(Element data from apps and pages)

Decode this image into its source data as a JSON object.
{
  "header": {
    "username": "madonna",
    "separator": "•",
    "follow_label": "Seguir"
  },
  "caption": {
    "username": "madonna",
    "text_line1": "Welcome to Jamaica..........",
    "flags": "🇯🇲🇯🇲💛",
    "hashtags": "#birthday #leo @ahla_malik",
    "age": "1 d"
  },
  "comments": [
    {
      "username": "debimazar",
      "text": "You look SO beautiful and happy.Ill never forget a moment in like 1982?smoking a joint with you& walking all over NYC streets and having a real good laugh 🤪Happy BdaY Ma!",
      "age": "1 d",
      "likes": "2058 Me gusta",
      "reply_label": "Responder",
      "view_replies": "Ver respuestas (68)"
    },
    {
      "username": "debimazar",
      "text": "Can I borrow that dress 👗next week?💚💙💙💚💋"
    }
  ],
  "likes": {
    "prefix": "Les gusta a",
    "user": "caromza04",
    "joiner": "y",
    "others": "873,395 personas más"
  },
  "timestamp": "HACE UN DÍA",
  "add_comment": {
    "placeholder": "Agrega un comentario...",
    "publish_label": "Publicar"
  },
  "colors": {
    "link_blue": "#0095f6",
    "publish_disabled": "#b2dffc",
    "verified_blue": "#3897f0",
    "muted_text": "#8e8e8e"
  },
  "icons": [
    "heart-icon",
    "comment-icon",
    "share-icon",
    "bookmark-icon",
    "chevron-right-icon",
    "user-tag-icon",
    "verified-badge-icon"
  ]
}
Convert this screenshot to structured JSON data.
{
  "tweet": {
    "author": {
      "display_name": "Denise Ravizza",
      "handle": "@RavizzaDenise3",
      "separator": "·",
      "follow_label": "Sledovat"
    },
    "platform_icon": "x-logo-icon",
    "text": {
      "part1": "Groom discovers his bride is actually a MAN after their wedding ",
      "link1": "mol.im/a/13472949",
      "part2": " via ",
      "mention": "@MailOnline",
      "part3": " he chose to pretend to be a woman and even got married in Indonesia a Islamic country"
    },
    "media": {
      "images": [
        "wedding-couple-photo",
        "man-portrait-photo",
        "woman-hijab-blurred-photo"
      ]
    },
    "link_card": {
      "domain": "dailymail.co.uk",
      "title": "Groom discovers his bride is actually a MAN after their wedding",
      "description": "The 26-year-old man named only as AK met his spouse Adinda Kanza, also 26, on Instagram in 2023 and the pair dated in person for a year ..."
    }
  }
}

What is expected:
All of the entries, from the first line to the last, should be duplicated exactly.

Problem solution:
Decode this image into its source data as a JSON object.
{
  "header": {
    "username": "madonna",
    "separator": "•",
    "follow_label": "Seguir"
  },
  "caption": {
    "username": "madonna",
    "text_line1": "Welcome to Jamaica..........",
    "flags": "🇯🇲🇯🇲💛",
    "hashtags": "#birthday #leo @ahla_malik",
    "age": "1 d"
  },
  "comments": [
    {
      "username": "debimazar",
      "text": "You look SO beautiful and happy.Ill never forget a moment in like 1982?smoking a joint with you& walking all over NYC streets and having a real good laugh 🤪Happy BdaY Ma!",
      "age": "1 d",
      "likes": "2058 Me gusta",
      "reply_label": "Responder",
      "view_replies": "Ver respuestas (68)"
    },
    {
      "username": "debimazar",
      "text": "Can I borrow that dress 👗next week?💚💙💙💚💋"
    }
  ],
  "likes": {
    "prefix": "Les gusta a",
    "user": "caromza04",
    "joiner": "y",
    "others": "873,395 personas más"
  },
  "timestamp": "HACE UN DÍA",
  "add_comment": {
    "placeholder": "Agrega un comentario...",
    "publish_label": "Publicar"
  },
  "colors": {
    "link_blue": "#0095f6",
    "publish_disabled": "#b2dffc",
    "verified_blue": "#3897f0",
    "muted_text": "#8e8e8e"
  },
  "icons": [
    "heart-icon",
    "comment-icon",
    "share-icon",
    "bookmark-icon",
    "chevron-right-icon",
    "user-tag-icon",
    "verified-badge-icon"
  ]
}
Convert this screenshot to structured JSON data.
{
  "tweet": {
    "author": {
      "display_name": "Denise Ravizza",
      "handle": "@RavizzaDenise3",
      "separator": "·",
      "follow_label": "Sledovat"
    },
    "platform_icon": "x-logo-icon",
    "text": {
      "part1": "Groom discovers his bride is actually a MAN after their wedding ",
      "link1": "mol.im/a/13472949",
      "part2": " via ",
      "mention": "@MailOnline",
      "part3": " he chose to pretend to be a woman and even got married in Indonesia a Islamic country"
    },
    "media": {
      "images": [
        "wedding-couple-photo",
        "man-portrait-photo",
        "woman-hijab-blurred-photo"
      ]
    },
    "link_card": {
      "domain": "dailymail.co.uk",
      "title": "Groom discovers his bride is actually a MAN after their wedding",
      "description": "The 26-year-old man named only as AK met his spouse Adinda Kanza, also 26, on Instagram in 2023 and the pair dated in person for a year ..."
    }
  }
}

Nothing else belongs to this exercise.